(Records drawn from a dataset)

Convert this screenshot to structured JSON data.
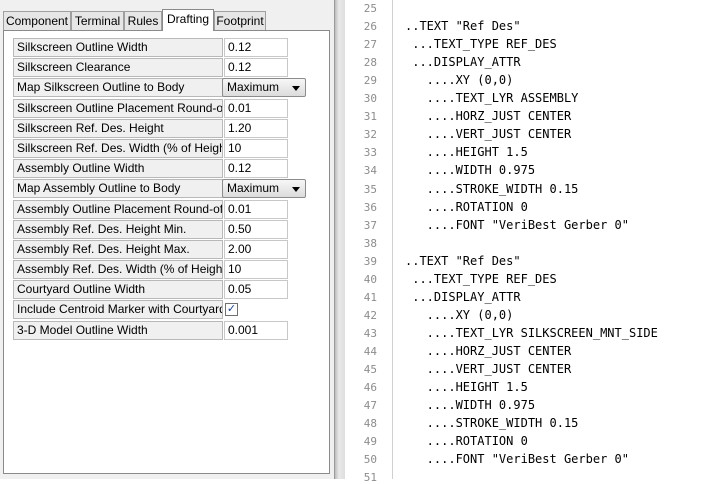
{
  "tabs": [
    {
      "label": "Component"
    },
    {
      "label": "Terminal"
    },
    {
      "label": "Rules"
    },
    {
      "label": "Drafting"
    },
    {
      "label": "Footprint"
    }
  ],
  "active_tab": "Drafting",
  "properties": [
    {
      "label": "Silkscreen Outline Width",
      "value": "0.12",
      "kind": "text"
    },
    {
      "label": "Silkscreen Clearance",
      "value": "0.12",
      "kind": "text"
    },
    {
      "label": "Map Silkscreen Outline to Body",
      "value": "Maximum",
      "kind": "select"
    },
    {
      "label": "Silkscreen Outline Placement Round-off",
      "value": "0.01",
      "kind": "text"
    },
    {
      "label": "Silkscreen Ref. Des. Height",
      "value": "1.20",
      "kind": "text"
    },
    {
      "label": "Silkscreen Ref. Des. Width (% of Height)",
      "value": "10",
      "kind": "text"
    },
    {
      "label": "Assembly Outline Width",
      "value": "0.12",
      "kind": "text"
    },
    {
      "label": "Map Assembly Outline to Body",
      "value": "Maximum",
      "kind": "select"
    },
    {
      "label": "Assembly Outline Placement Round-off",
      "value": "0.01",
      "kind": "text"
    },
    {
      "label": "Assembly Ref. Des.  Height Min.",
      "value": "0.50",
      "kind": "text"
    },
    {
      "label": "Assembly Ref. Des. Height Max.",
      "value": "2.00",
      "kind": "text"
    },
    {
      "label": "Assembly Ref. Des. Width (% of Height)",
      "value": "10",
      "kind": "text"
    },
    {
      "label": "Courtyard Outline Width",
      "value": "0.05",
      "kind": "text"
    },
    {
      "label": "Include Centroid Marker with Courtyard",
      "value": "✓",
      "kind": "checkbox"
    },
    {
      "label": "3-D Model Outline Width",
      "value": "0.001",
      "kind": "text"
    }
  ],
  "editor": {
    "lines": [
      {
        "n": "25",
        "text": ""
      },
      {
        "n": "26",
        "text": "..TEXT \"Ref Des\""
      },
      {
        "n": "27",
        "text": " ...TEXT_TYPE REF_DES"
      },
      {
        "n": "28",
        "text": " ...DISPLAY_ATTR"
      },
      {
        "n": "29",
        "text": "   ....XY (0,0)"
      },
      {
        "n": "30",
        "text": "   ....TEXT_LYR ASSEMBLY"
      },
      {
        "n": "31",
        "text": "   ....HORZ_JUST CENTER"
      },
      {
        "n": "32",
        "text": "   ....VERT_JUST CENTER"
      },
      {
        "n": "33",
        "text": "   ....HEIGHT 1.5"
      },
      {
        "n": "34",
        "text": "   ....WIDTH 0.975"
      },
      {
        "n": "35",
        "text": "   ....STROKE_WIDTH 0.15"
      },
      {
        "n": "36",
        "text": "   ....ROTATION 0"
      },
      {
        "n": "37",
        "text": "   ....FONT \"VeriBest Gerber 0\""
      },
      {
        "n": "38",
        "text": ""
      },
      {
        "n": "39",
        "text": "..TEXT \"Ref Des\""
      },
      {
        "n": "40",
        "text": " ...TEXT_TYPE REF_DES"
      },
      {
        "n": "41",
        "text": " ...DISPLAY_ATTR"
      },
      {
        "n": "42",
        "text": "   ....XY (0,0)"
      },
      {
        "n": "43",
        "text": "   ....TEXT_LYR SILKSCREEN_MNT_SIDE"
      },
      {
        "n": "44",
        "text": "   ....HORZ_JUST CENTER"
      },
      {
        "n": "45",
        "text": "   ....VERT_JUST CENTER"
      },
      {
        "n": "46",
        "text": "   ....HEIGHT 1.5"
      },
      {
        "n": "47",
        "text": "   ....WIDTH 0.975"
      },
      {
        "n": "48",
        "text": "   ....STROKE_WIDTH 0.15"
      },
      {
        "n": "49",
        "text": "   ....ROTATION 0"
      },
      {
        "n": "50",
        "text": "   ....FONT \"VeriBest Gerber 0\""
      },
      {
        "n": "51",
        "text": ""
      }
    ]
  }
}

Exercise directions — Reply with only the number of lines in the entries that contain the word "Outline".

Solution to this exercise — 8